Korah Poem

The first thing I noticed

When arriving back home

Wasn’t pity

Wasn’t sadness

Wasn’t guilt for my “known.”

The air all around me

How was it so clear?

My lungs, back to smiling,

While theirs, still in tears.

As I sat on a mud porch

In Korah one day,

drinking some coffee

that Alem just made;

I looked up and over

A cinderblock wall

Beyond shards of glass

And here’s what I saw:

Tiny people in the distance

But only tiny from afar;

Appeared on a mountain

Searching, working so hard.

They weren’t merely hiking

Nor simply climbing this mount;

They were surviving for the day

By scouring about.

This mountain before me

Entirely trash;

Keep these people alive

They live in the ash.

This dump

Once for lepers

Abandoned, alone;

Has grown into “Korah”

For thousands, a home.

The trash,

It engulfs

Above, below, all around.

The people don’t see it,

To their norm, they are bound.

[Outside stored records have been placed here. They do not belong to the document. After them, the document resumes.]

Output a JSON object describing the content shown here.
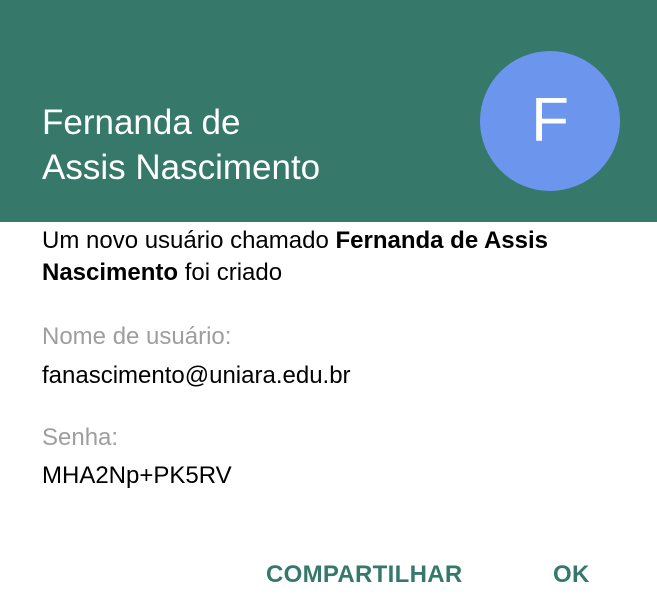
{
  "header": {
    "user_name_line1": "Fernanda de",
    "user_name_line2": "Assis Nascimento",
    "avatar_letter": "F",
    "background_color": "#36796a",
    "avatar_color": "#6c96ee"
  },
  "message": {
    "prefix": "Um novo usuário chamado ",
    "name": "Fernanda de Assis Nascimento",
    "suffix": " foi criado"
  },
  "fields": {
    "username_label": "Nome de usuário:",
    "username_value": "fanascimento@uniara.edu.br",
    "password_label": "Senha:",
    "password_value": "MHA2Np+PK5RV"
  },
  "actions": {
    "share_label": "COMPARTILHAR",
    "ok_label": "OK",
    "accent_color": "#36796a"
  }
}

So you see this,

you meet this,

you stare it down face to face




actually take on a name.

And you wonder, “what can I do?”

Will action yield change?

Each effort

Each prayer prayed

Is it all done in vain?

Cue Elsa’s entrance

A girl off the streets

She sits on your lap

Bringing something to read

The city of Babel

Is where you feel with each word;

Her speech

Beyond foreign

But yet somehow she’s heard.

The book that she reads from

Isn’t fable nor tale;

It’s the one thing that binds us

Understanding unveiled.

I reach for my bible,

And follow along;

“The light shines in the darkness…”

She’s reading from John.

These people,

They’re happy.

Because to them, this is home.

They know God,

They need Him

They don’t walk alone.

You know?

If they came here—

To the U.S. of A;

I bet you they’d go back

And pray for our ways.

They’d speak of our clean air

Of our cars and our malls;

But ask how we know Him

Do we need God at all?

We’re poor in spirit

They’re poor as poor gets.

But is joy in the trash

Better than joy never met?